* _DATA SUPPLIED_
- - - -

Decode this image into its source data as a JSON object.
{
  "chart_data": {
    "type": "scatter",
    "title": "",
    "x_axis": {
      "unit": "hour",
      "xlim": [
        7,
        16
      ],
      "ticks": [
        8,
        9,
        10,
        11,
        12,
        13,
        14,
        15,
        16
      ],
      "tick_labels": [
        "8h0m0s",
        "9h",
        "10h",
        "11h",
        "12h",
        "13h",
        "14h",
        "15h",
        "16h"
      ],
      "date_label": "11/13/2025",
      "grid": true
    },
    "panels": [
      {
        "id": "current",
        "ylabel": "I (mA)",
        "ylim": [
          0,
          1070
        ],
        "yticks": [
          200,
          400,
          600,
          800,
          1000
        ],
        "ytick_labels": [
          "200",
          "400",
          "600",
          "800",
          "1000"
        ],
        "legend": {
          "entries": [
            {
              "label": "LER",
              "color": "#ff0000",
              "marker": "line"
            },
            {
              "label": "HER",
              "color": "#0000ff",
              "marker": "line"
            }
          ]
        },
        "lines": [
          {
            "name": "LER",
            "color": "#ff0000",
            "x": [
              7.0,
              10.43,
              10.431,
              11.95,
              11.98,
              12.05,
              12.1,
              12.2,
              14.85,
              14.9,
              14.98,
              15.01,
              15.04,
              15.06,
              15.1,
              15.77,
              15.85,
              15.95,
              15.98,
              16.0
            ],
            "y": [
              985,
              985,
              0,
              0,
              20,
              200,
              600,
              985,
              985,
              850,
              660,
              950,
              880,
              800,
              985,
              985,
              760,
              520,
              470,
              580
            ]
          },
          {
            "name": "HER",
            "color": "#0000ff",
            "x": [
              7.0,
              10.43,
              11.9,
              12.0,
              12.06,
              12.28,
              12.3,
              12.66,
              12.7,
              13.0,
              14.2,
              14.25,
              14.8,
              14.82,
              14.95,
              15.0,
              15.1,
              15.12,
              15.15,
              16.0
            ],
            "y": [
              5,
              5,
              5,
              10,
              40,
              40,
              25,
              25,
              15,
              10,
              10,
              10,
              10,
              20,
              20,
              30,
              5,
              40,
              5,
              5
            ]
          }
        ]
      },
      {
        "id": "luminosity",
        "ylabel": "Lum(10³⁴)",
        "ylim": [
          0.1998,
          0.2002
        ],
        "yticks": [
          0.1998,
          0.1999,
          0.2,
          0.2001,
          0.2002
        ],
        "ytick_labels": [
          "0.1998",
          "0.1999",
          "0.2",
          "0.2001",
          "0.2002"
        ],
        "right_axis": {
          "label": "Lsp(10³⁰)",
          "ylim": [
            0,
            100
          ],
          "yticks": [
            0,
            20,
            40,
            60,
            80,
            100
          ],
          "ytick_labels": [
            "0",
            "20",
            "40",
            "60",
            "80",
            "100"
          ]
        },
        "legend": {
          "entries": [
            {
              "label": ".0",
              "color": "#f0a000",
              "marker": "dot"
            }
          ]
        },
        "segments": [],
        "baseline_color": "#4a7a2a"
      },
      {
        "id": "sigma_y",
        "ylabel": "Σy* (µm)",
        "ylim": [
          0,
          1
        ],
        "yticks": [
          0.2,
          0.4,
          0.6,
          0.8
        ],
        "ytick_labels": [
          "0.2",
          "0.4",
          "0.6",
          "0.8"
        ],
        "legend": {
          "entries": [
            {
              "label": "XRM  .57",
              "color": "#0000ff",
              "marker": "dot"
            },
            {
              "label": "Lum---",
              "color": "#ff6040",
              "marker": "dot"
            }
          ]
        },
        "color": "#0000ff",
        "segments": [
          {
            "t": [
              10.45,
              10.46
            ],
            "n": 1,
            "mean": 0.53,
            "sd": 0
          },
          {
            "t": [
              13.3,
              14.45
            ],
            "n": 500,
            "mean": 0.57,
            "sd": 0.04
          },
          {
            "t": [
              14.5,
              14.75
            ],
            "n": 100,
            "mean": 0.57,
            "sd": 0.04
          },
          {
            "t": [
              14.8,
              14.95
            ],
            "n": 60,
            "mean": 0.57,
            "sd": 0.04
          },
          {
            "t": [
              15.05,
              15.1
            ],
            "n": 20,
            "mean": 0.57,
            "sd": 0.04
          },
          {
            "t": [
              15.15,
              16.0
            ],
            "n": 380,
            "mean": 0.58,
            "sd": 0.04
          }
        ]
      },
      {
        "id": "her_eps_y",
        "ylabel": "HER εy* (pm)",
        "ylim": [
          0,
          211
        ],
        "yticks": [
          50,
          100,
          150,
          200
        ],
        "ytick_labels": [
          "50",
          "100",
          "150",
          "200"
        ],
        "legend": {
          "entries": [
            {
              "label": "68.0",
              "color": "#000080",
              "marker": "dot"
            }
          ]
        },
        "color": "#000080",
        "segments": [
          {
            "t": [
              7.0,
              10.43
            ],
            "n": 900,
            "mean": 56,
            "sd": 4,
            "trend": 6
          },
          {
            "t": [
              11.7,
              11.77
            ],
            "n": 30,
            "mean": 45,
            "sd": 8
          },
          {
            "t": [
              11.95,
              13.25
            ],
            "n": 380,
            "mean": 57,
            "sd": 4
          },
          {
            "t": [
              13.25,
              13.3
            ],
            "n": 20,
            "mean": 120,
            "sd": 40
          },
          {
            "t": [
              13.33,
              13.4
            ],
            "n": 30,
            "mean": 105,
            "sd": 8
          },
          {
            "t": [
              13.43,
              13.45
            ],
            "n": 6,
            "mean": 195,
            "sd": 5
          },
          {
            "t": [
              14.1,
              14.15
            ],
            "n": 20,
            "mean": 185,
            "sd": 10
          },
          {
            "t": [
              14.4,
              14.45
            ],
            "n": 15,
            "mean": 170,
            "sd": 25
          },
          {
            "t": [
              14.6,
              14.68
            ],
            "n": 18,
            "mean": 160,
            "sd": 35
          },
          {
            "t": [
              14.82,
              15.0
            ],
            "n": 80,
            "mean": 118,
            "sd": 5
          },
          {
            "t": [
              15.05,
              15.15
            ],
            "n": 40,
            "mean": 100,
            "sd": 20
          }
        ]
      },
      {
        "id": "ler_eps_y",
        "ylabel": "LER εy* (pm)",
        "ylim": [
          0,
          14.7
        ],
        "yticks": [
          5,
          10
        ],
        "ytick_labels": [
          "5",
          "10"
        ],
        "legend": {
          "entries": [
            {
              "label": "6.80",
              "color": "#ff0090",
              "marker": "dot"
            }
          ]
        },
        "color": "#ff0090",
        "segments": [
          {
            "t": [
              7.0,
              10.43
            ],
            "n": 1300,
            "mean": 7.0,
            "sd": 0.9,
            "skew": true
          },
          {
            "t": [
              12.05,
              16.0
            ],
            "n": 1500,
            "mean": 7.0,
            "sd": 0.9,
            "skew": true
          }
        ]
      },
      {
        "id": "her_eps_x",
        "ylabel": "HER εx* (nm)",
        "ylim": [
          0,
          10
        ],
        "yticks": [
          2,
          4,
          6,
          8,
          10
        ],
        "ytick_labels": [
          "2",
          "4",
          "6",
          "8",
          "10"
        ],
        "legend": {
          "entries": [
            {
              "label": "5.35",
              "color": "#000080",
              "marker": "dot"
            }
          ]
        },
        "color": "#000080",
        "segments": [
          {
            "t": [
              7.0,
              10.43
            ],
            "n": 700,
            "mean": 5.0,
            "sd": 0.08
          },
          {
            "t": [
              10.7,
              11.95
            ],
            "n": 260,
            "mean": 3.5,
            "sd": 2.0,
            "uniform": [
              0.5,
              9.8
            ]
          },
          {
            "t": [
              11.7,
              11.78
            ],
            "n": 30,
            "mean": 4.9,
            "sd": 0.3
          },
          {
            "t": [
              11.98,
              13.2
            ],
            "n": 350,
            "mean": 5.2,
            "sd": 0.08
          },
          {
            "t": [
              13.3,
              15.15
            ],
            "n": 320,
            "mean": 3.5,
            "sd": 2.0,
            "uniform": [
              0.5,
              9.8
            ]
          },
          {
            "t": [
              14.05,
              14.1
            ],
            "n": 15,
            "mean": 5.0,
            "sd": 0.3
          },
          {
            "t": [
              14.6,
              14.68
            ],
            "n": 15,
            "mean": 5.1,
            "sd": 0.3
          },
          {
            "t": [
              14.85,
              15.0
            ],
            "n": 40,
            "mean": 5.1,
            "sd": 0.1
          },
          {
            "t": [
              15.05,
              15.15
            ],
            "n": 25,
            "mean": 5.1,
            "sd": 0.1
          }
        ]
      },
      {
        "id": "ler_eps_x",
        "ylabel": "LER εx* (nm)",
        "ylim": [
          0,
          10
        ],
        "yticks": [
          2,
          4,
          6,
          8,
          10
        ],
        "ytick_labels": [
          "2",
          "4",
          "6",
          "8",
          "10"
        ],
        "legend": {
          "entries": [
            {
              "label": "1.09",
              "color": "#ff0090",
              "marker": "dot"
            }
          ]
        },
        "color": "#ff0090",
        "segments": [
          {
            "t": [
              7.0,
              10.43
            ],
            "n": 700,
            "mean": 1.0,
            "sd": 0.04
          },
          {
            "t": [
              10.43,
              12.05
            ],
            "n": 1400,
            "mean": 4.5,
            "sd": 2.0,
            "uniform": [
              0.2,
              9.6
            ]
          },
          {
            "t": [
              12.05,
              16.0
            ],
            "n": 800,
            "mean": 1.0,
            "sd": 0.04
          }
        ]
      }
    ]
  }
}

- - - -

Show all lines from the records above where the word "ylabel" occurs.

        "ylabel": "I (mA)",
        "ylabel": "Lum(10³⁴)",
        "ylabel": "Σy* (µm)",
        "ylabel": "HER εy* (pm)",
        "ylabel": "LER εy* (pm)",
        "ylabel": "HER εx* (nm)",
        "ylabel": "LER εx* (nm)",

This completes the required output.